Matchsticks strips

½ red pepper, deseeded and cut into matchsticks

80g/2 ¼ oz/oz/1/2 cup almonds, finely chopped

1 tbsp chia seeds

1 handful of mint leaves, finely chopped

1 handful of coriander/cilantro leaves, finely chopped

2 nori sheets, cut into quarters

Sesame Dipping Sauce

4 tbsp tamari soy sauce or coconut aminos

½ spring onion/scallions, finely sliced

1 tsp mirin or rice vinegar

2 tsp toasted sesame oil

1 tsp brown sugar or coconut sugar

1 tsp crushed chillies/hot pepper flakes

1 tsp sesame seeds


To make the sauce, put all the ingredients into a bowl and whisk together. Leave to one side to allow the flavours to develop.

Put the rice noodles in a saucepan and pour over boiling water to cover generously. Leave to soak for 2 minutes, then drain thoroughly in a colander. Pour boiling water into a large heatproof bowl or saucepan to depth of 1cm/1/2in. Submerge a rice paper sheet for 10-15 seconds until it becomes transparent and flimsy. Carefully lift it out and lay it flat on a plate, then fill it as follows.

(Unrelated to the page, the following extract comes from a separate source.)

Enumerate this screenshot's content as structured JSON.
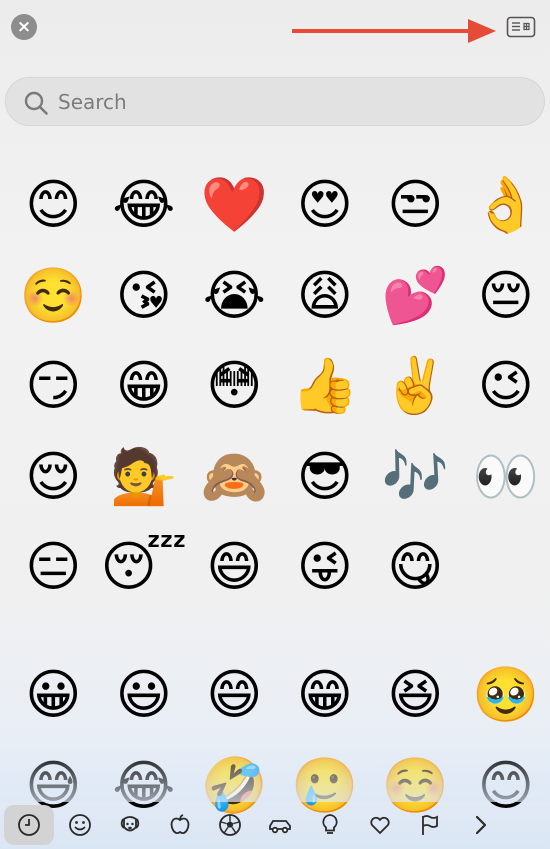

Starting close to the edge of the rice paper nearest to you, start to make a narrow layer of filling along that horizontal edge, using a one-eighth portion of carrot, cucumber, pepper, almonds, chia seeds, mint and coriander/cilantro on top. Pick up the lower edge of the rice paper and tuck it over the filling, then, using flat hands, make one rolling movements to cover the filling in same of the rice paper. Tuck in the sides and roll again tightly to finish.

Put the rice paper roll on one quarter of a non sheet and roll it up in the nori sheet. Leave to one side and repeat with the remaining rice paper sheets. Cut each roll in half and serve with dipping sauce.

Mixed Bean and Tomato Chilli

Here, mixed beans, fiery red chilli and plenty of freshly chopped coriander are simmered in a tomato sauce to make a delicious vegetarian chilli. Always a popular dish.chilli can be served with a variety of accompaniments-choose from baked potatoes, baked potatoes,baked rice, crusty bread or tortillas. Garnish with slices of tomato, chopped celery or sweet (bell) pepper and top with natural (plain) non dairy yogurt.


400g/14oz jar tomato and herb sauce

2x400g/14oz cans mixed beans, drained and rinsed

1 fresh red chilli

Large handful of fresh coriander (cilantro


1.Pour the tomato sauce and mixed beans into a pan. Seed and thinly slice the chilli, then add it to the pan. Reserve a little of the coriander, chop the remainder and add it to the pan.

2. Bring the mixture to the boil, reduce the heat. Cover and simmer gently for 10 minuets. Stir the mixture occasionally and add a dash of water if the sauce starts to dry out.

3. Ladle the chilli into warmed Individual serving bowls and top with a spoonful of yogurt to serve.